Bellerophon Taming Pegasus
|Bellerophon Taming Pegasus|
The sculpture in 2014
Location in New York City
|Subject||Bellerophon and Pegasus|
|Location||New York City, New York, United States|
The work depicts the human figure of Bellerophon, standing on a high plinth, tying a rope around the neck of the thrashing Pegasus, whose tail, legs and wings splay dramatically around the central figures. It has been interpreted as a representing man taming nature. In the words of the artist, "You observe nature, make conclusions, and from these you make rules… and law is born from that". It takes inspiration from Lipchitz's earlier work, Birth of the Muses, which depicts Pegasus landing on Mount Olympus.

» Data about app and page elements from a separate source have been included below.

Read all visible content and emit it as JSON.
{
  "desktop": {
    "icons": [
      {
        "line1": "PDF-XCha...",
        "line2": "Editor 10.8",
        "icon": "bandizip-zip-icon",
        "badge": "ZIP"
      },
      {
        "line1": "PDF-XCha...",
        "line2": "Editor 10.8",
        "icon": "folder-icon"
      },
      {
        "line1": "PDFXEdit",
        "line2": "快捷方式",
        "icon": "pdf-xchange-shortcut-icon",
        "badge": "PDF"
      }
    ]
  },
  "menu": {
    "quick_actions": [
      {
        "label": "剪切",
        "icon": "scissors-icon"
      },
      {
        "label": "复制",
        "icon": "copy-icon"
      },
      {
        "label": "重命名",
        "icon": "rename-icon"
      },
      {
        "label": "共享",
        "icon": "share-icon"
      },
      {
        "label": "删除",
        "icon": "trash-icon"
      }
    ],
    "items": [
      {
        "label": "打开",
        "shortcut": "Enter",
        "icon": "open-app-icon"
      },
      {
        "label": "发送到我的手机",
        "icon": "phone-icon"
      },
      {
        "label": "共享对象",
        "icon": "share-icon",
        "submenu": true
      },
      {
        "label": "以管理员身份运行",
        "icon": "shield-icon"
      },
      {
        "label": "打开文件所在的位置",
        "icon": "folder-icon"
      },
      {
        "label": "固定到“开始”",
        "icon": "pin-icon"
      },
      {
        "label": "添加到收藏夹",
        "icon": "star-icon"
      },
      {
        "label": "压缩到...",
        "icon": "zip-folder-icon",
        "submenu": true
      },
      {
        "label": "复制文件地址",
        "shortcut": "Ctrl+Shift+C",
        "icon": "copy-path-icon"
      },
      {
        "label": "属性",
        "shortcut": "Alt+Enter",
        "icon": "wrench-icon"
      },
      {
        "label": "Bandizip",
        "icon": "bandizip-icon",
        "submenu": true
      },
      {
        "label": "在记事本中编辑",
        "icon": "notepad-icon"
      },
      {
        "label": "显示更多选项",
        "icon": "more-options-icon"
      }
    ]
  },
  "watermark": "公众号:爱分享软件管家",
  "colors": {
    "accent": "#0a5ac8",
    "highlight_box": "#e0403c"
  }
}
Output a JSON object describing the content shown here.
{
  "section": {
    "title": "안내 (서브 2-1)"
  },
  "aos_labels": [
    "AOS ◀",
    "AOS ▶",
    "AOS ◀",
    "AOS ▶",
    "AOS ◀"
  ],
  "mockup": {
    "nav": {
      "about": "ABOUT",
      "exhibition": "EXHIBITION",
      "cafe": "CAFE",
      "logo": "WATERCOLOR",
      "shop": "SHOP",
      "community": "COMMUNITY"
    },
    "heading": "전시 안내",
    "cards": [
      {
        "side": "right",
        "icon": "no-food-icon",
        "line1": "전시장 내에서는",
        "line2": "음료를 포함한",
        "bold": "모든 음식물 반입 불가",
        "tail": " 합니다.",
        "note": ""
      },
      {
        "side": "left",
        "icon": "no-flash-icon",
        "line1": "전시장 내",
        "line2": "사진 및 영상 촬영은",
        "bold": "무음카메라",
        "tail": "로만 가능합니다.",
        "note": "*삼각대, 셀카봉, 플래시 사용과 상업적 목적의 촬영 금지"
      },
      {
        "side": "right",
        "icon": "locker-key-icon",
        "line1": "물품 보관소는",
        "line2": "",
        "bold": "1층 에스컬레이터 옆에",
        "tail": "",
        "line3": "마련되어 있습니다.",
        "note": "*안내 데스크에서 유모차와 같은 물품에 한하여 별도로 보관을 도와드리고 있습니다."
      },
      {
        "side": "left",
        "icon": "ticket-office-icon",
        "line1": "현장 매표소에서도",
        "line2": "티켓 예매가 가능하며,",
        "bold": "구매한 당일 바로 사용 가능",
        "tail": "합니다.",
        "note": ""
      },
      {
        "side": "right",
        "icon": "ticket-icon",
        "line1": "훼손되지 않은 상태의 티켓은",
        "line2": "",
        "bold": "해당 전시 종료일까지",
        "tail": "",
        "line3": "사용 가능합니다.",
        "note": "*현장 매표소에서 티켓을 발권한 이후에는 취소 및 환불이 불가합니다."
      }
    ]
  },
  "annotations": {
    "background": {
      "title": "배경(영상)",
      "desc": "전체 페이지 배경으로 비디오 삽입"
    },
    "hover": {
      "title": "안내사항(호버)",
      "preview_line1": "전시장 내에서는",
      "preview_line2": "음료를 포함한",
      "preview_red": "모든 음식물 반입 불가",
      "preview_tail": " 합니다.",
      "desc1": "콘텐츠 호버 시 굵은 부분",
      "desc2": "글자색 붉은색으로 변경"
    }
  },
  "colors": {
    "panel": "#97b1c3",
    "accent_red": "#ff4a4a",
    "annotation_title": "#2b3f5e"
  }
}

The sculpture was commissioned by architect Max Abramovitz for Columbia Law School in 1964. It was cast in bronze at Pietrasanta in Italy, shipped in pieces to be constructed in New York City, and dedicated on November 28, 1977. It is installed above the west entrance of Jerome Greene Hall on Revson Plaza, on the Columbia University campus in Manhattan, New York. Nearby on the plaza are casts of Henry Moore's Three-Way Piece: Points, and also Tightrope Walker by Kees Verkade's, Life Force by David Bakalar, and Flight by Gertrude Schweitzer.

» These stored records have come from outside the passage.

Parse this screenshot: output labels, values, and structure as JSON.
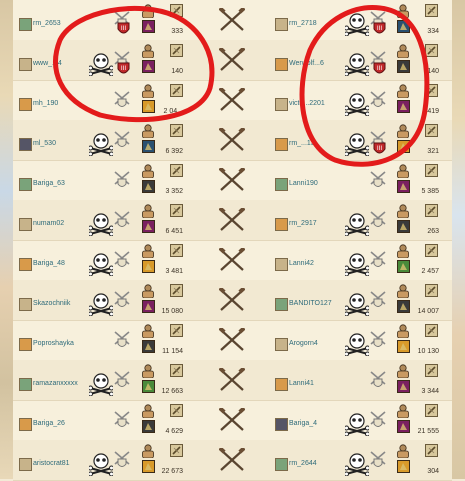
{
  "rows": [
    {
      "left": {
        "name": "rm_2653",
        "value": "333"
      },
      "right": {
        "name": "rm_2718",
        "value": "334"
      }
    },
    {
      "left": {
        "name": "www_...4",
        "value": "140"
      },
      "right": {
        "name": "Werwolf...6",
        "value": "140"
      }
    },
    {
      "left": {
        "name": "mh_190",
        "value": "2 04..."
      },
      "right": {
        "name": "victo...2201",
        "value": "419"
      }
    },
    {
      "left": {
        "name": "ml_530",
        "value": "6 392"
      },
      "right": {
        "name": "rm_...13",
        "value": "321"
      }
    },
    {
      "left": {
        "name": "Bariga_63",
        "value": "3 352"
      },
      "right": {
        "name": "Lanni190",
        "value": "5 385"
      }
    },
    {
      "left": {
        "name": "numam02",
        "value": "6 451"
      },
      "right": {
        "name": "rm_2917",
        "value": "263"
      }
    },
    {
      "left": {
        "name": "Bariga_48",
        "value": "3 481"
      },
      "right": {
        "name": "Lanni42",
        "value": "2 457"
      }
    },
    {
      "left": {
        "name": "Skazochniik",
        "value": "15 080"
      },
      "right": {
        "name": "BANDITO127",
        "value": "14 007"
      }
    },
    {
      "left": {
        "name": "Poproshayka",
        "value": "11 154"
      },
      "right": {
        "name": "Arogorn4",
        "value": "10 130"
      }
    },
    {
      "left": {
        "name": "ramazanxxxxx",
        "value": "12 663"
      },
      "right": {
        "name": "Lanni41",
        "value": "3 344"
      }
    },
    {
      "left": {
        "name": "Bariga_26",
        "value": "4 629"
      },
      "right": {
        "name": "Bariga_4",
        "value": "21 555"
      }
    },
    {
      "left": {
        "name": "aristocrat81",
        "value": "22 673"
      },
      "right": {
        "name": "rm_2644",
        "value": "304"
      }
    }
  ]
}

The 23 ton sculpture measures approximately 30 feet (9.1 m) by 28 feet (8.5 m), and stands on a 27 feet (8.2 m) high pedestal, making it one of the largest sculptures in New York City.

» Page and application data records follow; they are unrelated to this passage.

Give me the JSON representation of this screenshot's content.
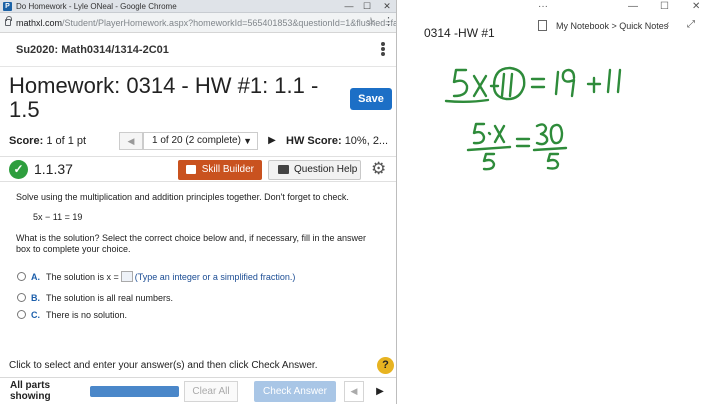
{
  "browser": {
    "window_title": "Do Homework - Lyle ONeal - Google Chrome",
    "url_host": "mathxl.com",
    "url_path": "/Student/PlayerHomework.aspx?homeworkId=565401853&questionId=1&flushed=fals...",
    "controls": {
      "minimize": "—",
      "maximize": "☐",
      "close": "✕"
    }
  },
  "course": {
    "name": "Su2020: Math0314/1314-2C01"
  },
  "homework": {
    "title": "Homework: 0314 - HW #1: 1.1 - 1.5",
    "save_label": "Save"
  },
  "score": {
    "label": "Score:",
    "value": "1 of 1 pt",
    "question_select": "1 of 20 (2 complete)",
    "hw_score_label": "HW Score:",
    "hw_score_value": "10%, 2..."
  },
  "question": {
    "number": "1.1.37",
    "skill_builder_label": "Skill Builder",
    "question_help_label": "Question Help",
    "instructions": "Solve using the multiplication and addition principles together. Don't forget to check.",
    "equation": "5x − 11 = 19",
    "prompt": "What is the solution? Select the correct choice below and, if necessary, fill in the answer box to complete your choice.",
    "choices": [
      {
        "letter": "A.",
        "text": "The solution is x =",
        "hint": "(Type an integer or a simplified fraction.)"
      },
      {
        "letter": "B.",
        "text": "The solution is all real numbers."
      },
      {
        "letter": "C.",
        "text": "There is no solution."
      }
    ]
  },
  "footer": {
    "instruction": "Click to select and enter your answer(s) and then click Check Answer.",
    "help_glyph": "?",
    "all_parts_label": "All parts showing",
    "progress": 1.0,
    "clear_all_label": "Clear All",
    "check_answer_label": "Check Answer"
  },
  "onenote": {
    "page_title": "0314 -HW #1",
    "breadcrumb": "My Notebook > Quick Notes",
    "controls": {
      "more": "···",
      "minimize": "—",
      "maximize": "☐",
      "close": "✕"
    }
  },
  "ink_color": "#2e8b3a"
}
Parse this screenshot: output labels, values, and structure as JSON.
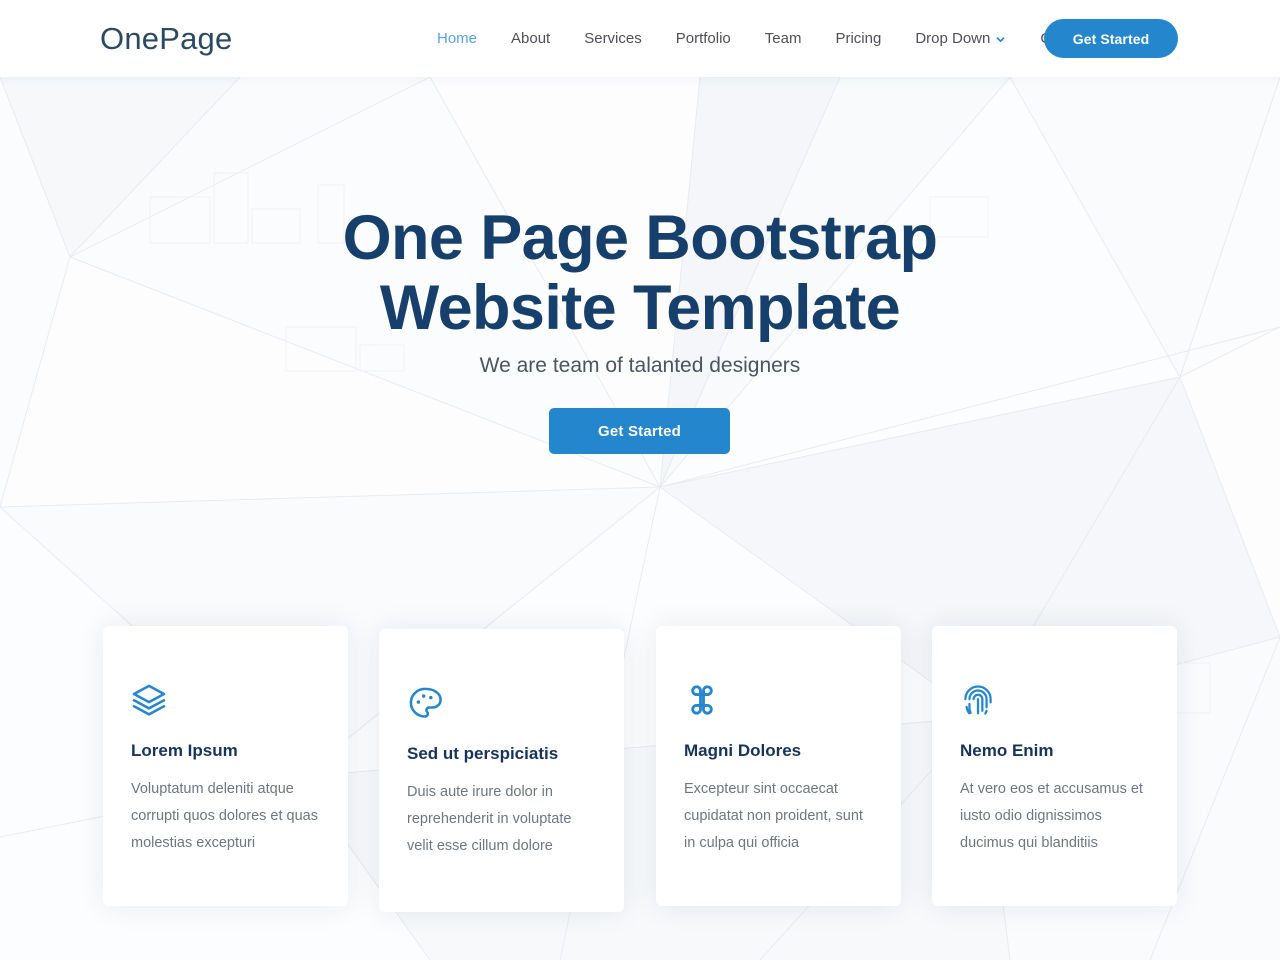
{
  "header": {
    "brand": "OnePage",
    "nav": [
      {
        "label": "Home",
        "active": true,
        "dropdown": false
      },
      {
        "label": "About",
        "active": false,
        "dropdown": false
      },
      {
        "label": "Services",
        "active": false,
        "dropdown": false
      },
      {
        "label": "Portfolio",
        "active": false,
        "dropdown": false
      },
      {
        "label": "Team",
        "active": false,
        "dropdown": false
      },
      {
        "label": "Pricing",
        "active": false,
        "dropdown": false
      },
      {
        "label": "Drop Down",
        "active": false,
        "dropdown": true
      },
      {
        "label": "Contact",
        "active": false,
        "dropdown": false
      }
    ],
    "cta_label": "Get Started",
    "dropdown_icon": "chevron-down-icon"
  },
  "hero": {
    "title_line1": "One Page Bootstrap",
    "title_line2": "Website Template",
    "subtitle": "We are team of talanted designers",
    "cta_label": "Get Started"
  },
  "cards": [
    {
      "icon": "layers-icon",
      "title": "Lorem Ipsum",
      "text": "Voluptatum deleniti atque corrupti quos dolores et quas molestias excepturi"
    },
    {
      "icon": "palette-icon",
      "title": "Sed ut perspiciatis",
      "text": "Duis aute irure dolor in reprehenderit in voluptate velit esse cillum dolore"
    },
    {
      "icon": "command-icon",
      "title": "Magni Dolores",
      "text": "Excepteur sint occaecat cupidatat non proident, sunt in culpa qui officia"
    },
    {
      "icon": "fingerprint-icon",
      "title": "Nemo Enim",
      "text": "At vero eos et accusamus et iusto odio dignissimos ducimus qui blanditiis"
    }
  ],
  "colors": {
    "accent": "#2487ce",
    "brand_text": "#2c4964",
    "heading_navy": "#16406b",
    "card_title": "#16335c",
    "body_text": "#6e7680",
    "nav_active": "#5aa1e3",
    "background": "#ffffff"
  }
}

Bellerophon Taming Pegasus, Broadgate Estate, London
- "Flying Horses, Tightrope Walkers and Other Campus Icons". Columbia Law School. August 7, 2007. Retrieved June 19, 2014.
- Birth of the Muses, Jacques Lipchitz, MIT List Visual Arts Center
- Lipchitz, Sketch for Bellerophon Taming Pegasus 1964, Tate
- Sketch for Bellerophon taming Pegasus, Museo Nacional Centro de Arte Reina Sofía
- Bellerophon Taming Pegasus , Broadgate
- Bellerophon Taming Pegasus, 1965, Museum Without Walls
- Pegasus and Bellarophon Dominate the Law School's Sky by Diana Greenwald (February, 2008), Columbia Spectator